[Website and app data records]
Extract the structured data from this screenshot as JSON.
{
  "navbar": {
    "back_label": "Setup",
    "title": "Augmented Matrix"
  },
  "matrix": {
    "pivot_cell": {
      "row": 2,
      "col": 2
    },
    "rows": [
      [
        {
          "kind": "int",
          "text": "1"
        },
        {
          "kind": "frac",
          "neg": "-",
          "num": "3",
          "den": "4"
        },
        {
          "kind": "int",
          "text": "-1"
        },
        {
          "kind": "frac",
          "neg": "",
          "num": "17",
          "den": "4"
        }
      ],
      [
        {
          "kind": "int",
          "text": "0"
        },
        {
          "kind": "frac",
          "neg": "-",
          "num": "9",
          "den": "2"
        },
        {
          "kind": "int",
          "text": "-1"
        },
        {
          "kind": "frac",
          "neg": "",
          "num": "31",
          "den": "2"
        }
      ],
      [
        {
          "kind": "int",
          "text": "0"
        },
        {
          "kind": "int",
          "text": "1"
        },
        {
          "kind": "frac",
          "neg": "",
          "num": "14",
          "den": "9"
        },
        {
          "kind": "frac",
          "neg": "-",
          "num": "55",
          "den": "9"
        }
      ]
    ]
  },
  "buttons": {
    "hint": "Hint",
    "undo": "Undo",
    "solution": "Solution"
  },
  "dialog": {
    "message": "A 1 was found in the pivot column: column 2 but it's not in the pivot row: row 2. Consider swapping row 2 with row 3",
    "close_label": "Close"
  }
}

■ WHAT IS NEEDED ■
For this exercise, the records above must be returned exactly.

■ SOLUTION ■
Extract the structured data from this screenshot as JSON.
{
  "navbar": {
    "back_label": "Setup",
    "title": "Augmented Matrix"
  },
  "matrix": {
    "pivot_cell": {
      "row": 2,
      "col": 2
    },
    "rows": [
      [
        {
          "kind": "int",
          "text": "1"
        },
        {
          "kind": "frac",
          "neg": "-",
          "num": "3",
          "den": "4"
        },
        {
          "kind": "int",
          "text": "-1"
        },
        {
          "kind": "frac",
          "neg": "",
          "num": "17",
          "den": "4"
        }
      ],
      [
        {
          "kind": "int",
          "text": "0"
        },
        {
          "kind": "frac",
          "neg": "-",
          "num": "9",
          "den": "2"
        },
        {
          "kind": "int",
          "text": "-1"
        },
        {
          "kind": "frac",
          "neg": "",
          "num": "31",
          "den": "2"
        }
      ],
      [
        {
          "kind": "int",
          "text": "0"
        },
        {
          "kind": "int",
          "text": "1"
        },
        {
          "kind": "frac",
          "neg": "",
          "num": "14",
          "den": "9"
        },
        {
          "kind": "frac",
          "neg": "-",
          "num": "55",
          "den": "9"
        }
      ]
    ]
  },
  "buttons": {
    "hint": "Hint",
    "undo": "Undo",
    "solution": "Solution"
  },
  "dialog": {
    "message": "A 1 was found in the pivot column: column 2 but it's not in the pivot row: row 2. Consider swapping row 2 with row 3",
    "close_label": "Close"
  }
}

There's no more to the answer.